▶ **Activity**
Would you restate the data exactly as given?

Stored data
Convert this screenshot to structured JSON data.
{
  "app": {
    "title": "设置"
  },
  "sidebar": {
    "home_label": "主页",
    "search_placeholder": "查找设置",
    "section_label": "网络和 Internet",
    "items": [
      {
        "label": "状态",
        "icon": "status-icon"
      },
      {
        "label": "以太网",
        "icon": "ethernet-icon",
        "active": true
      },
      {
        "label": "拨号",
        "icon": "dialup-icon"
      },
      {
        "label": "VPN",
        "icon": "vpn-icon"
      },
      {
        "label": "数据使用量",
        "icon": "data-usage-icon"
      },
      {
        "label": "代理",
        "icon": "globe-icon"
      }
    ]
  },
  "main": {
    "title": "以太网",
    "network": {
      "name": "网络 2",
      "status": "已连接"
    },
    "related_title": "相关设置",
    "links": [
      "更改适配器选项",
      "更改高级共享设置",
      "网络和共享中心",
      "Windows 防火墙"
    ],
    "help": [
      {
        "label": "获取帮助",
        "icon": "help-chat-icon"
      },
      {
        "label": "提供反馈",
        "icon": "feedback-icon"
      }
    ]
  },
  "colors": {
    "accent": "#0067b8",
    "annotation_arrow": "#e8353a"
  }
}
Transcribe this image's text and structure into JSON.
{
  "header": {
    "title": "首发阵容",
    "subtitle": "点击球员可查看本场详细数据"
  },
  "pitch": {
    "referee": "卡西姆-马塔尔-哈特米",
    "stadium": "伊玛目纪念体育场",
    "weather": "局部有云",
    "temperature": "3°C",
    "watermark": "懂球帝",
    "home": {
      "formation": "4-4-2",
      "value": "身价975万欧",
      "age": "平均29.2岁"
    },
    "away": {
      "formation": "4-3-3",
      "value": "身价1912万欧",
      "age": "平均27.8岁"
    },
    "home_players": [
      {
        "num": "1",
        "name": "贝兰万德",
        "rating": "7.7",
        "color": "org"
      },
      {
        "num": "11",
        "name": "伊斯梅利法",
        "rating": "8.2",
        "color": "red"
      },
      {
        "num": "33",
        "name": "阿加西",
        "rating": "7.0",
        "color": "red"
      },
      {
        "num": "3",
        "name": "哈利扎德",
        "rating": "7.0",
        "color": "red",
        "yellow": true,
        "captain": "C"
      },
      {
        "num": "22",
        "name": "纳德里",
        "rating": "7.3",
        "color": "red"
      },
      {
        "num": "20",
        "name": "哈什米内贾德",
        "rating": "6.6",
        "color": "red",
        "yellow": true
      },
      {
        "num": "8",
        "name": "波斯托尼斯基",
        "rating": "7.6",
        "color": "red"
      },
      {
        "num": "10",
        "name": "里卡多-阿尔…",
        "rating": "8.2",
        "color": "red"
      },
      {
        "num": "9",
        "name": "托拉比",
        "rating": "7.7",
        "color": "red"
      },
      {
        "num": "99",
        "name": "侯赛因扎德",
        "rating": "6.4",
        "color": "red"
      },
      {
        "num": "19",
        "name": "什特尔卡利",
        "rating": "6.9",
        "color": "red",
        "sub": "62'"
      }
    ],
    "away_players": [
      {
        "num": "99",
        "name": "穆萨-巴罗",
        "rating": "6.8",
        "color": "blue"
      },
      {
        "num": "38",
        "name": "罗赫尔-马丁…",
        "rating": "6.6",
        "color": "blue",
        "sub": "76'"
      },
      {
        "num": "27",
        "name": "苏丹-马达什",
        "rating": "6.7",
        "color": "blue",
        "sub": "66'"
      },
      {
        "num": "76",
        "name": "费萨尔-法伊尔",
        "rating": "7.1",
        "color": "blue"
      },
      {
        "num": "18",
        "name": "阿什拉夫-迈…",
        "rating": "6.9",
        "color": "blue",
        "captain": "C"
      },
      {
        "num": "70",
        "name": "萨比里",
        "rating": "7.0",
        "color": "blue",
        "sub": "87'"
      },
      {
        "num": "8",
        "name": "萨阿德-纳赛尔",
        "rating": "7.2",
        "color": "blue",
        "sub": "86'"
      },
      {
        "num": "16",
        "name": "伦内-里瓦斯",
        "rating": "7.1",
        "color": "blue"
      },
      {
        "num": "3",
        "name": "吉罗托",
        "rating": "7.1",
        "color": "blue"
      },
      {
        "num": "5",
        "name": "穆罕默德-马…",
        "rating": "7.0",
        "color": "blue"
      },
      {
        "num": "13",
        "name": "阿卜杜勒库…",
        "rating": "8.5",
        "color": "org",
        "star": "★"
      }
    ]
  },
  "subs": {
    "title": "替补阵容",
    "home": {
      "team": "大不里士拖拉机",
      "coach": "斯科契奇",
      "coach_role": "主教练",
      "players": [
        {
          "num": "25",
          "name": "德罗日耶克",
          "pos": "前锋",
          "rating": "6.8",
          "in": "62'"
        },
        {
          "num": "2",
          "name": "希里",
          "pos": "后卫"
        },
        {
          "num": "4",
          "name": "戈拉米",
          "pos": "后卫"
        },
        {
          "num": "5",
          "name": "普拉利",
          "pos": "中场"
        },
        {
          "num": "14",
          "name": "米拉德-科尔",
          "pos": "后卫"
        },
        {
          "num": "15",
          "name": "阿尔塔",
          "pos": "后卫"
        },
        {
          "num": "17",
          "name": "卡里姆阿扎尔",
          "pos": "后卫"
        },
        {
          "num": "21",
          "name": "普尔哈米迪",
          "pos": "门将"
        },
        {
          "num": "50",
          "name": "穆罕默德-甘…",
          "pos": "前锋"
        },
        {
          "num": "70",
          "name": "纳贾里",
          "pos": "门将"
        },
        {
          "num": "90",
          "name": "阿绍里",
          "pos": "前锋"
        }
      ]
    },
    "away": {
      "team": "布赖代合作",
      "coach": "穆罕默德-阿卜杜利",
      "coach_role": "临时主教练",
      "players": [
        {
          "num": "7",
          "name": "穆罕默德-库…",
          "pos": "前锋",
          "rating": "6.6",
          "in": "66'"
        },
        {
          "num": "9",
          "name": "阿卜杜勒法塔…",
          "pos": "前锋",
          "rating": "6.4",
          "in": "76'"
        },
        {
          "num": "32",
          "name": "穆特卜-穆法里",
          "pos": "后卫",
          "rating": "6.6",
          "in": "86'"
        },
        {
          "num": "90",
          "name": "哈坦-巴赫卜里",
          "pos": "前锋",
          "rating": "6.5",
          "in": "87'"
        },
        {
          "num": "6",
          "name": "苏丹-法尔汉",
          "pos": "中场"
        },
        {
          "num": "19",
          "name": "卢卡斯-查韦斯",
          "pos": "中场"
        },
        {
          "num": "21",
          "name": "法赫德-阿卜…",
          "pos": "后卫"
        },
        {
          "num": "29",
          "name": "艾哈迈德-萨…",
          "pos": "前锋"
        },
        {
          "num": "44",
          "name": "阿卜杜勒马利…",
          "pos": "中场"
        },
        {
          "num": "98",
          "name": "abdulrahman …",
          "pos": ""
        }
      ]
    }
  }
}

▶ **Answer space**
Convert this screenshot to structured JSON data.
{
  "app": {
    "title": "设置"
  },
  "sidebar": {
    "home_label": "主页",
    "search_placeholder": "查找设置",
    "section_label": "网络和 Internet",
    "items": [
      {
        "label": "状态",
        "icon": "status-icon"
      },
      {
        "label": "以太网",
        "icon": "ethernet-icon",
        "active": true
      },
      {
        "label": "拨号",
        "icon": "dialup-icon"
      },
      {
        "label": "VPN",
        "icon": "vpn-icon"
      },
      {
        "label": "数据使用量",
        "icon": "data-usage-icon"
      },
      {
        "label": "代理",
        "icon": "globe-icon"
      }
    ]
  },
  "main": {
    "title": "以太网",
    "network": {
      "name": "网络 2",
      "status": "已连接"
    },
    "related_title": "相关设置",
    "links": [
      "更改适配器选项",
      "更改高级共享设置",
      "网络和共享中心",
      "Windows 防火墙"
    ],
    "help": [
      {
        "label": "获取帮助",
        "icon": "help-chat-icon"
      },
      {
        "label": "提供反馈",
        "icon": "feedback-icon"
      }
    ]
  },
  "colors": {
    "accent": "#0067b8",
    "annotation_arrow": "#e8353a"
  }
}
Transcribe this image's text and structure into JSON.
{
  "header": {
    "title": "首发阵容",
    "subtitle": "点击球员可查看本场详细数据"
  },
  "pitch": {
    "referee": "卡西姆-马塔尔-哈特米",
    "stadium": "伊玛目纪念体育场",
    "weather": "局部有云",
    "temperature": "3°C",
    "watermark": "懂球帝",
    "home": {
      "formation": "4-4-2",
      "value": "身价975万欧",
      "age": "平均29.2岁"
    },
    "away": {
      "formation": "4-3-3",
      "value": "身价1912万欧",
      "age": "平均27.8岁"
    },
    "home_players": [
      {
        "num": "1",
        "name": "贝兰万德",
        "rating": "7.7",
        "color": "org"
      },
      {
        "num": "11",
        "name": "伊斯梅利法",
        "rating": "8.2",
        "color": "red"
      },
      {
        "num": "33",
        "name": "阿加西",
        "rating": "7.0",
        "color": "red"
      },
      {
        "num": "3",
        "name": "哈利扎德",
        "rating": "7.0",
        "color": "red",
        "yellow": true,
        "captain": "C"
      },
      {
        "num": "22",
        "name": "纳德里",
        "rating": "7.3",
        "color": "red"
      },
      {
        "num": "20",
        "name": "哈什米内贾德",
        "rating": "6.6",
        "color": "red",
        "yellow": true
      },
      {
        "num": "8",
        "name": "波斯托尼斯基",
        "rating": "7.6",
        "color": "red"
      },
      {
        "num": "10",
        "name": "里卡多-阿尔…",
        "rating": "8.2",
        "color": "red"
      },
      {
        "num": "9",
        "name": "托拉比",
        "rating": "7.7",
        "color": "red"
      },
      {
        "num": "99",
        "name": "侯赛因扎德",
        "rating": "6.4",
        "color": "red"
      },
      {
        "num": "19",
        "name": "什特尔卡利",
        "rating": "6.9",
        "color": "red",
        "sub": "62'"
      }
    ],
    "away_players": [
      {
        "num": "99",
        "name": "穆萨-巴罗",
        "rating": "6.8",
        "color": "blue"
      },
      {
        "num": "38",
        "name": "罗赫尔-马丁…",
        "rating": "6.6",
        "color": "blue",
        "sub": "76'"
      },
      {
        "num": "27",
        "name": "苏丹-马达什",
        "rating": "6.7",
        "color": "blue",
        "sub": "66'"
      },
      {
        "num": "76",
        "name": "费萨尔-法伊尔",
        "rating": "7.1",
        "color": "blue"
      },
      {
        "num": "18",
        "name": "阿什拉夫-迈…",
        "rating": "6.9",
        "color": "blue",
        "captain": "C"
      },
      {
        "num": "70",
        "name": "萨比里",
        "rating": "7.0",
        "color": "blue",
        "sub": "87'"
      },
      {
        "num": "8",
        "name": "萨阿德-纳赛尔",
        "rating": "7.2",
        "color": "blue",
        "sub": "86'"
      },
      {
        "num": "16",
        "name": "伦内-里瓦斯",
        "rating": "7.1",
        "color": "blue"
      },
      {
        "num": "3",
        "name": "吉罗托",
        "rating": "7.1",
        "color": "blue"
      },
      {
        "num": "5",
        "name": "穆罕默德-马…",
        "rating": "7.0",
        "color": "blue"
      },
      {
        "num": "13",
        "name": "阿卜杜勒库…",
        "rating": "8.5",
        "color": "org",
        "star": "★"
      }
    ]
  },
  "subs": {
    "title": "替补阵容",
    "home": {
      "team": "大不里士拖拉机",
      "coach": "斯科契奇",
      "coach_role": "主教练",
      "players": [
        {
          "num": "25",
          "name": "德罗日耶克",
          "pos": "前锋",
          "rating": "6.8",
          "in": "62'"
        },
        {
          "num": "2",
          "name": "希里",
          "pos": "后卫"
        },
        {
          "num": "4",
          "name": "戈拉米",
          "pos": "后卫"
        },
        {
          "num": "5",
          "name": "普拉利",
          "pos": "中场"
        },
        {
          "num": "14",
          "name": "米拉德-科尔",
          "pos": "后卫"
        },
        {
          "num": "15",
          "name": "阿尔塔",
          "pos": "后卫"
        },
        {
          "num": "17",
          "name": "卡里姆阿扎尔",
          "pos": "后卫"
        },
        {
          "num": "21",
          "name": "普尔哈米迪",
          "pos": "门将"
        },
        {
          "num": "50",
          "name": "穆罕默德-甘…",
          "pos": "前锋"
        },
        {
          "num": "70",
          "name": "纳贾里",
          "pos": "门将"
        },
        {
          "num": "90",
          "name": "阿绍里",
          "pos": "前锋"
        }
      ]
    },
    "away": {
      "team": "布赖代合作",
      "coach": "穆罕默德-阿卜杜利",
      "coach_role": "临时主教练",
      "players": [
        {
          "num": "7",
          "name": "穆罕默德-库…",
          "pos": "前锋",
          "rating": "6.6",
          "in": "66'"
        },
        {
          "num": "9",
          "name": "阿卜杜勒法塔…",
          "pos": "前锋",
          "rating": "6.4",
          "in": "76'"
        },
        {
          "num": "32",
          "name": "穆特卜-穆法里",
          "pos": "后卫",
          "rating": "6.6",
          "in": "86'"
        },
        {
          "num": "90",
          "name": "哈坦-巴赫卜里",
          "pos": "前锋",
          "rating": "6.5",
          "in": "87'"
        },
        {
          "num": "6",
          "name": "苏丹-法尔汉",
          "pos": "中场"
        },
        {
          "num": "19",
          "name": "卢卡斯-查韦斯",
          "pos": "中场"
        },
        {
          "num": "21",
          "name": "法赫德-阿卜…",
          "pos": "后卫"
        },
        {
          "num": "29",
          "name": "艾哈迈德-萨…",
          "pos": "前锋"
        },
        {
          "num": "44",
          "name": "阿卜杜勒马利…",
          "pos": "中场"
        },
        {
          "num": "98",
          "name": "abdulrahman …",
          "pos": ""
        }
      ]
    }
  }
}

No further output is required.